* [YOUR ASSIGNMENT]
Every line in the listing below that holds the word "data" should be returned.

**********

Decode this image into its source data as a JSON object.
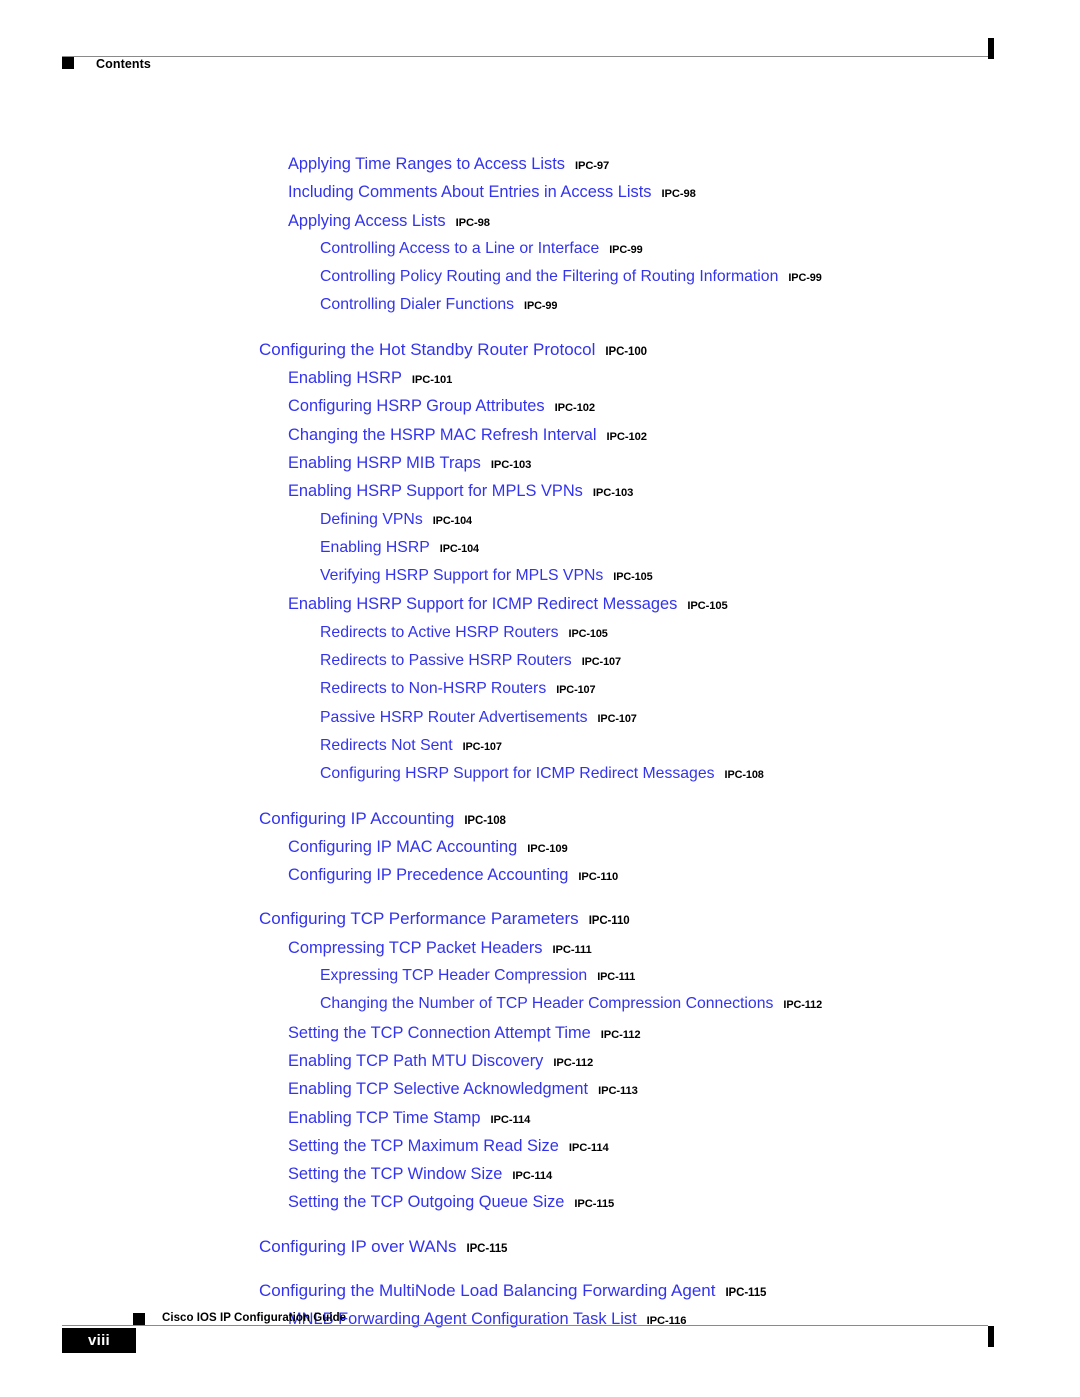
{
  "header": {
    "marker_icon": "black-square-icon",
    "title": "Contents"
  },
  "footer": {
    "page_number": "viii",
    "marker_icon": "black-square-icon",
    "document_title": "Cisco IOS IP Configuration Guide"
  },
  "colors": {
    "entry_link": "#3333EE",
    "page_number": "#000000",
    "rule": "#8A8A8A",
    "marker": "#000000"
  },
  "toc": {
    "entries": [
      {
        "level": 2,
        "title": "Applying Time Ranges to Access Lists",
        "page": "IPC-97",
        "gap_before": false
      },
      {
        "level": 2,
        "title": "Including Comments About Entries in Access Lists",
        "page": "IPC-98",
        "gap_before": false
      },
      {
        "level": 2,
        "title": "Applying Access Lists",
        "page": "IPC-98",
        "gap_before": false
      },
      {
        "level": 3,
        "title": "Controlling Access to a Line or Interface",
        "page": "IPC-99",
        "gap_before": false
      },
      {
        "level": 3,
        "title": "Controlling Policy Routing and the Filtering of Routing Information",
        "page": "IPC-99",
        "gap_before": false
      },
      {
        "level": 3,
        "title": "Controlling Dialer Functions",
        "page": "IPC-99",
        "gap_before": false
      },
      {
        "level": 1,
        "title": "Configuring the Hot Standby Router Protocol",
        "page": "IPC-100",
        "gap_before": true
      },
      {
        "level": 2,
        "title": "Enabling HSRP",
        "page": "IPC-101",
        "gap_before": false
      },
      {
        "level": 2,
        "title": "Configuring HSRP Group Attributes",
        "page": "IPC-102",
        "gap_before": false
      },
      {
        "level": 2,
        "title": "Changing the HSRP MAC Refresh Interval",
        "page": "IPC-102",
        "gap_before": false
      },
      {
        "level": 2,
        "title": "Enabling HSRP MIB Traps",
        "page": "IPC-103",
        "gap_before": false
      },
      {
        "level": 2,
        "title": "Enabling HSRP Support for MPLS VPNs",
        "page": "IPC-103",
        "gap_before": false
      },
      {
        "level": 3,
        "title": "Defining VPNs",
        "page": "IPC-104",
        "gap_before": false
      },
      {
        "level": 3,
        "title": "Enabling HSRP",
        "page": "IPC-104",
        "gap_before": false
      },
      {
        "level": 3,
        "title": "Verifying HSRP Support for MPLS VPNs",
        "page": "IPC-105",
        "gap_before": false
      },
      {
        "level": 2,
        "title": "Enabling HSRP Support for ICMP Redirect Messages",
        "page": "IPC-105",
        "gap_before": false
      },
      {
        "level": 3,
        "title": "Redirects to Active HSRP Routers",
        "page": "IPC-105",
        "gap_before": false
      },
      {
        "level": 3,
        "title": "Redirects to Passive HSRP Routers",
        "page": "IPC-107",
        "gap_before": false
      },
      {
        "level": 3,
        "title": "Redirects to Non-HSRP Routers",
        "page": "IPC-107",
        "gap_before": false
      },
      {
        "level": 3,
        "title": "Passive HSRP Router Advertisements",
        "page": "IPC-107",
        "gap_before": false
      },
      {
        "level": 3,
        "title": "Redirects Not Sent",
        "page": "IPC-107",
        "gap_before": false
      },
      {
        "level": 3,
        "title": "Configuring HSRP Support for ICMP Redirect Messages",
        "page": "IPC-108",
        "gap_before": false
      },
      {
        "level": 1,
        "title": "Configuring IP Accounting",
        "page": "IPC-108",
        "gap_before": true
      },
      {
        "level": 2,
        "title": "Configuring IP MAC Accounting",
        "page": "IPC-109",
        "gap_before": false
      },
      {
        "level": 2,
        "title": "Configuring IP Precedence Accounting",
        "page": "IPC-110",
        "gap_before": false
      },
      {
        "level": 1,
        "title": "Configuring TCP Performance Parameters",
        "page": "IPC-110",
        "gap_before": true
      },
      {
        "level": 2,
        "title": "Compressing TCP Packet Headers",
        "page": "IPC-111",
        "gap_before": false
      },
      {
        "level": 3,
        "title": "Expressing TCP Header Compression",
        "page": "IPC-111",
        "gap_before": false
      },
      {
        "level": 3,
        "title": "Changing the Number of TCP Header Compression Connections",
        "page": "IPC-112",
        "gap_before": false
      },
      {
        "level": 2,
        "title": "Setting the TCP Connection Attempt Time",
        "page": "IPC-112",
        "gap_before": false
      },
      {
        "level": 2,
        "title": "Enabling TCP Path MTU Discovery",
        "page": "IPC-112",
        "gap_before": false
      },
      {
        "level": 2,
        "title": "Enabling TCP Selective Acknowledgment",
        "page": "IPC-113",
        "gap_before": false
      },
      {
        "level": 2,
        "title": "Enabling TCP Time Stamp",
        "page": "IPC-114",
        "gap_before": false
      },
      {
        "level": 2,
        "title": "Setting the TCP Maximum Read Size",
        "page": "IPC-114",
        "gap_before": false
      },
      {
        "level": 2,
        "title": "Setting the TCP Window Size",
        "page": "IPC-114",
        "gap_before": false
      },
      {
        "level": 2,
        "title": "Setting the TCP Outgoing Queue Size",
        "page": "IPC-115",
        "gap_before": false
      },
      {
        "level": 1,
        "title": "Configuring IP over WANs",
        "page": "IPC-115",
        "gap_before": true
      },
      {
        "level": 1,
        "title": "Configuring the MultiNode Load Balancing Forwarding Agent",
        "page": "IPC-115",
        "gap_before": true
      },
      {
        "level": 2,
        "title": "MNLB Forwarding Agent Configuration Task List",
        "page": "IPC-116",
        "gap_before": false
      }
    ]
  }
}
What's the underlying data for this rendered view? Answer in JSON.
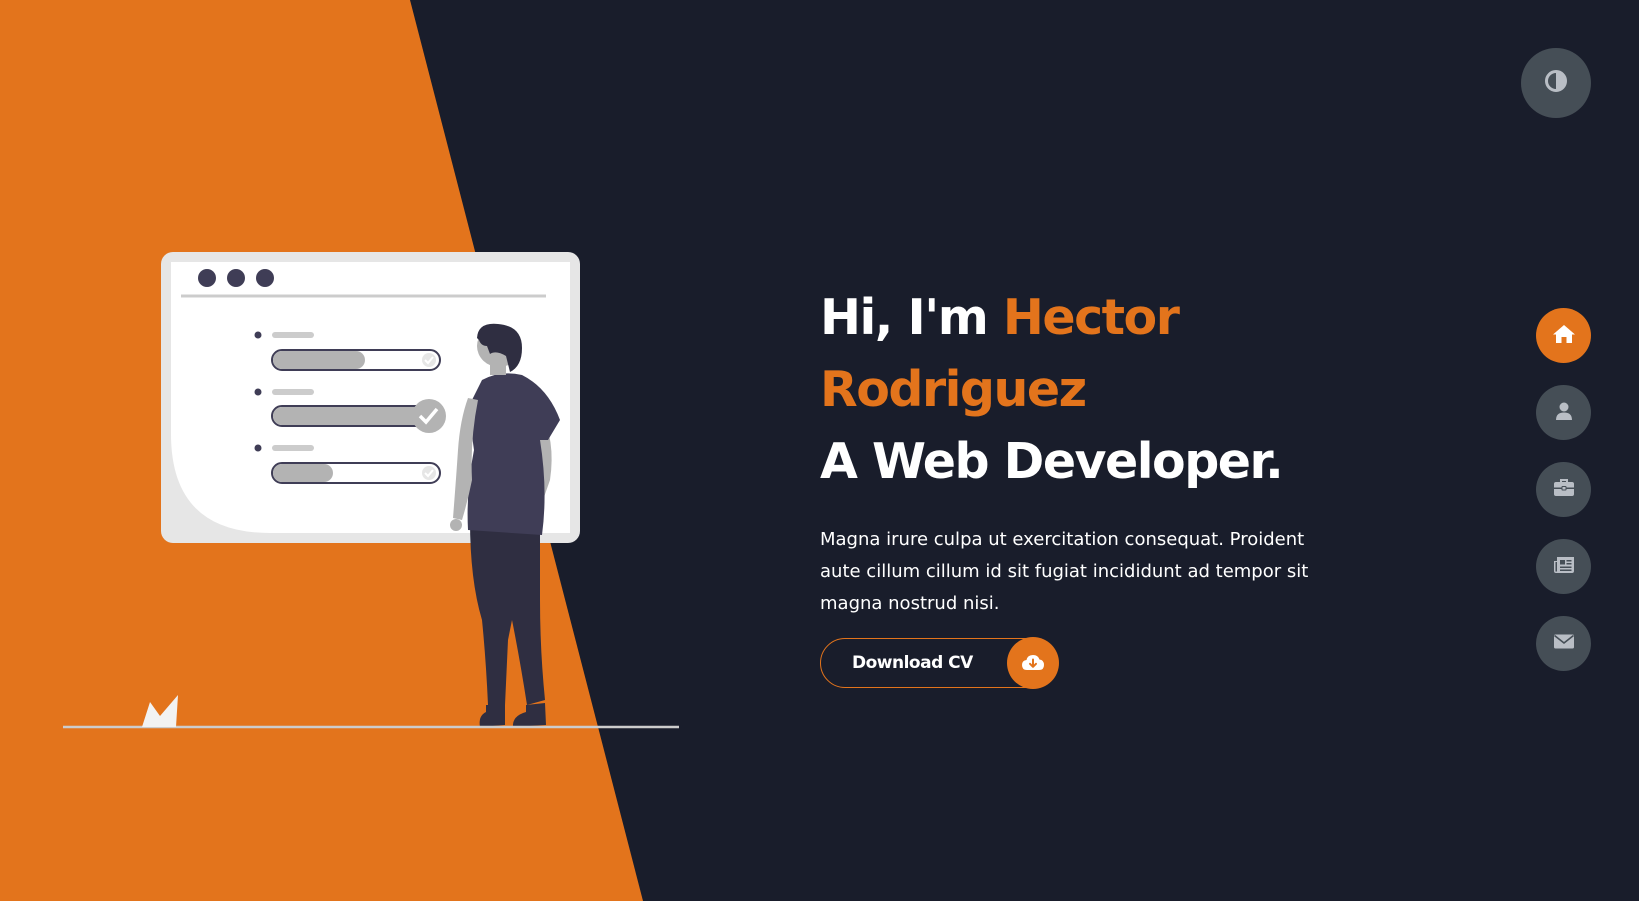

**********

* [OUTPUT OF THE EXERCISE]
Decode this image into its source data as a JSON object.
What's the underlying data for this rendered view? Answer in JSON.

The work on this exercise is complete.